Data records for software interfaces
■ ■ ■ ■ ■
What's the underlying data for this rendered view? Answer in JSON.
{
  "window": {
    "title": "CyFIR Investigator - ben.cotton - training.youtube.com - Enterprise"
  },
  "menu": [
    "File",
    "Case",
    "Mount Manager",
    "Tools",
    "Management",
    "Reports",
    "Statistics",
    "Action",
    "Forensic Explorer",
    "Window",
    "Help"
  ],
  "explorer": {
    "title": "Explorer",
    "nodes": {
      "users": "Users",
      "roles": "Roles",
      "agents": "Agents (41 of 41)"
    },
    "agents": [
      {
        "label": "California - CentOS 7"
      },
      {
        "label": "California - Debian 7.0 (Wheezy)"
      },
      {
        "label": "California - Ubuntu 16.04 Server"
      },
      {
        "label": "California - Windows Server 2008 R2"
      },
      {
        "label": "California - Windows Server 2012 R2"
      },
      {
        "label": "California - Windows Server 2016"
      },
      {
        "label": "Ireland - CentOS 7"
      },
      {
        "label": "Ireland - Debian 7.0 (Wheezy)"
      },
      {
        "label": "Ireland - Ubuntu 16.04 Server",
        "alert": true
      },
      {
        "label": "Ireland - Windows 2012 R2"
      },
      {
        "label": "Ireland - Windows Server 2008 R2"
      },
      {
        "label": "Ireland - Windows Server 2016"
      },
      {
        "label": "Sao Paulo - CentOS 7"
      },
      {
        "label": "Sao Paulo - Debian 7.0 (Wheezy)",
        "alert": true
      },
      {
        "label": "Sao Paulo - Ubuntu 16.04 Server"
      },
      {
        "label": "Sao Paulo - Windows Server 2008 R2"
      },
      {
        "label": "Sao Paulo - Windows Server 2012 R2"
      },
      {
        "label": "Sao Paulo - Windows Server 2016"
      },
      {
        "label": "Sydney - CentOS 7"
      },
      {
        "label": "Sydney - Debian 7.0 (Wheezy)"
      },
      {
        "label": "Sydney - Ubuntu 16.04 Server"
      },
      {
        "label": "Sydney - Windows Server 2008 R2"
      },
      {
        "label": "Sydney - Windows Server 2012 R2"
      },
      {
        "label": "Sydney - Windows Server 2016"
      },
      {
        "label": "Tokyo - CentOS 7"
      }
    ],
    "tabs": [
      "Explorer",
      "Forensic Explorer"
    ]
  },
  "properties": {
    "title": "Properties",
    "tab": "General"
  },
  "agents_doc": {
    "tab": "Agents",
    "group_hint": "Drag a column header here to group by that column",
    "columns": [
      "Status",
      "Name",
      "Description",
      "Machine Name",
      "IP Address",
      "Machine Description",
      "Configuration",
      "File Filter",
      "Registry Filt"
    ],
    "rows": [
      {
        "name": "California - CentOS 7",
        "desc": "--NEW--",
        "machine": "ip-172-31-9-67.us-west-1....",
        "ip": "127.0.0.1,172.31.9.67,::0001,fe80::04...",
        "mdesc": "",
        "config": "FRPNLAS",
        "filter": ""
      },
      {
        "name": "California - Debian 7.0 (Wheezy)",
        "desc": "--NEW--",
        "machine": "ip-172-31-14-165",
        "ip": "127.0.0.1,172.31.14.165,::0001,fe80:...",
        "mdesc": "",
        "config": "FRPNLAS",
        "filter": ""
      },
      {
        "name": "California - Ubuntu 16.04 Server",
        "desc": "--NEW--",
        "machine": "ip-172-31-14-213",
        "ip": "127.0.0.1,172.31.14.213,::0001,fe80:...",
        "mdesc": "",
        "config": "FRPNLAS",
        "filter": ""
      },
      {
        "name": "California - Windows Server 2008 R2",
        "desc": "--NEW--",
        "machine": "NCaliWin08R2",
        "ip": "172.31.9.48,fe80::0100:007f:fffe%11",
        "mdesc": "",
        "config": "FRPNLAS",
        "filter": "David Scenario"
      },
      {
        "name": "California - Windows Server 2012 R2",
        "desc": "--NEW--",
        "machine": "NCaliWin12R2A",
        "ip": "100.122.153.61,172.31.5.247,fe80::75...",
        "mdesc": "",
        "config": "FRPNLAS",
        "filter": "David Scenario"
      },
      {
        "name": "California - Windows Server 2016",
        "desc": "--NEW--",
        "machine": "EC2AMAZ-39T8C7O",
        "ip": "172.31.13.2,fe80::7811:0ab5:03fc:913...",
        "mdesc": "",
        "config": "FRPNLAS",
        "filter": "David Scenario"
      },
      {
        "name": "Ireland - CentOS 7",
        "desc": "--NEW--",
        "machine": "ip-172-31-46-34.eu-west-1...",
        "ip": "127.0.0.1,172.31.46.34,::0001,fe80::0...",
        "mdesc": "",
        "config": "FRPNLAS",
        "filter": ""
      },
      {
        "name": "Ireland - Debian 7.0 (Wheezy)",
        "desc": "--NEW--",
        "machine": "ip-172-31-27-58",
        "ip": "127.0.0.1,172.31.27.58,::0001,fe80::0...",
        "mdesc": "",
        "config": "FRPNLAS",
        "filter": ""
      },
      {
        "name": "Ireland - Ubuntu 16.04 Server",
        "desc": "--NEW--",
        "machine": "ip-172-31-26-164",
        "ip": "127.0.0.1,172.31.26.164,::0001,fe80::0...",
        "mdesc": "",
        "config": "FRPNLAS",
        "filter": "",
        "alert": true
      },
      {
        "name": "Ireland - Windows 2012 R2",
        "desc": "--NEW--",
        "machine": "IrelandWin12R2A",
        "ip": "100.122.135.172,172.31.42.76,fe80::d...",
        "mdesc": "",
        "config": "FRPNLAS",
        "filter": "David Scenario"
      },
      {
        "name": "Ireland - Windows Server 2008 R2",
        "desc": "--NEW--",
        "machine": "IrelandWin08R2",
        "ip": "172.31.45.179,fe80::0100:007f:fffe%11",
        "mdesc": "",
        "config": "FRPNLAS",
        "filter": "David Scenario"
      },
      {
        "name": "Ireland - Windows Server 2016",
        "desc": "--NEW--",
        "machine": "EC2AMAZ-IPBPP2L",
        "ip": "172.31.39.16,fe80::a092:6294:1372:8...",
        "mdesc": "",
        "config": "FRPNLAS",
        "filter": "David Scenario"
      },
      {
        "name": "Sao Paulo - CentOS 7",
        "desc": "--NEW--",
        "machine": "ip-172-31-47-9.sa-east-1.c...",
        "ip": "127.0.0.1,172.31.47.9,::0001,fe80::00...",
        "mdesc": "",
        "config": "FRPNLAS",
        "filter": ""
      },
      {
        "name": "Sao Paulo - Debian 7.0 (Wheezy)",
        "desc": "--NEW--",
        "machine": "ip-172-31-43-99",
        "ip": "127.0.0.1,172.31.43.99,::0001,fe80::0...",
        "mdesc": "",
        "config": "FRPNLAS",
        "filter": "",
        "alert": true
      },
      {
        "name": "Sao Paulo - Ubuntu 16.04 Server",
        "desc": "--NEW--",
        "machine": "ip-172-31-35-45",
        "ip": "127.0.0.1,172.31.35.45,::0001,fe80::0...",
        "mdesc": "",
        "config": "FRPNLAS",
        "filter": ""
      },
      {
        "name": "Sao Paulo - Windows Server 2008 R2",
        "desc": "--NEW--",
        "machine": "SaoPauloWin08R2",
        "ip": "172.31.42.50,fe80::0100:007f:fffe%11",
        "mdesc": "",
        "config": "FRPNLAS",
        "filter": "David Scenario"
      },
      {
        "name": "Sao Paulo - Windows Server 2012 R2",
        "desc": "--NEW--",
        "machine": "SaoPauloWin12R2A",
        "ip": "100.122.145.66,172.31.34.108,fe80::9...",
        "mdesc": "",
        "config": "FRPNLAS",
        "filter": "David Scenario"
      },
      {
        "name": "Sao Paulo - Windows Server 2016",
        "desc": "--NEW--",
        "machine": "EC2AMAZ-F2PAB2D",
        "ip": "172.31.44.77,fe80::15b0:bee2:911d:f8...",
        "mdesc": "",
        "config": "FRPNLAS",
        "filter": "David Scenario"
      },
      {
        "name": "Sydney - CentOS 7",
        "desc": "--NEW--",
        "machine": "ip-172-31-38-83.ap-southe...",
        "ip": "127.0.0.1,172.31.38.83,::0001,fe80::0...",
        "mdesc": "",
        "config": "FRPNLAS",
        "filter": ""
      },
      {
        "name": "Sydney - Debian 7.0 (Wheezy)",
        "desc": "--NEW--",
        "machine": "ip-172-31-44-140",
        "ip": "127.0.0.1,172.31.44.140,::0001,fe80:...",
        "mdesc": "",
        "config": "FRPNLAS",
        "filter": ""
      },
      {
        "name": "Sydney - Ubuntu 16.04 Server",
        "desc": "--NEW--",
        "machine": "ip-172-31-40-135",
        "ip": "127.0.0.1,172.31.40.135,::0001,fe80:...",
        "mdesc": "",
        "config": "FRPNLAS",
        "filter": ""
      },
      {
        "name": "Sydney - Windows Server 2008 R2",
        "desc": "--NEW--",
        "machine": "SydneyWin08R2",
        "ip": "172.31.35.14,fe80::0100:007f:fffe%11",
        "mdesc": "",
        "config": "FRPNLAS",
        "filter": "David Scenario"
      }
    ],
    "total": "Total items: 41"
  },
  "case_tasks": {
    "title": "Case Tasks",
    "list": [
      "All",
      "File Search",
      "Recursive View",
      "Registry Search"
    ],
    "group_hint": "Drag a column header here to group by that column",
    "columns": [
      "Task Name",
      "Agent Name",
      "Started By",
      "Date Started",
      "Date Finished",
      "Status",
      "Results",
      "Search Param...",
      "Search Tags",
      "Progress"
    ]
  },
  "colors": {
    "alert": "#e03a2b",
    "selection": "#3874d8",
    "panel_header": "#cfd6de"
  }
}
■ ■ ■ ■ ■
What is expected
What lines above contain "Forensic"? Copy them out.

Your solution
    "Forensic Explorer",
      "Forensic Explorer"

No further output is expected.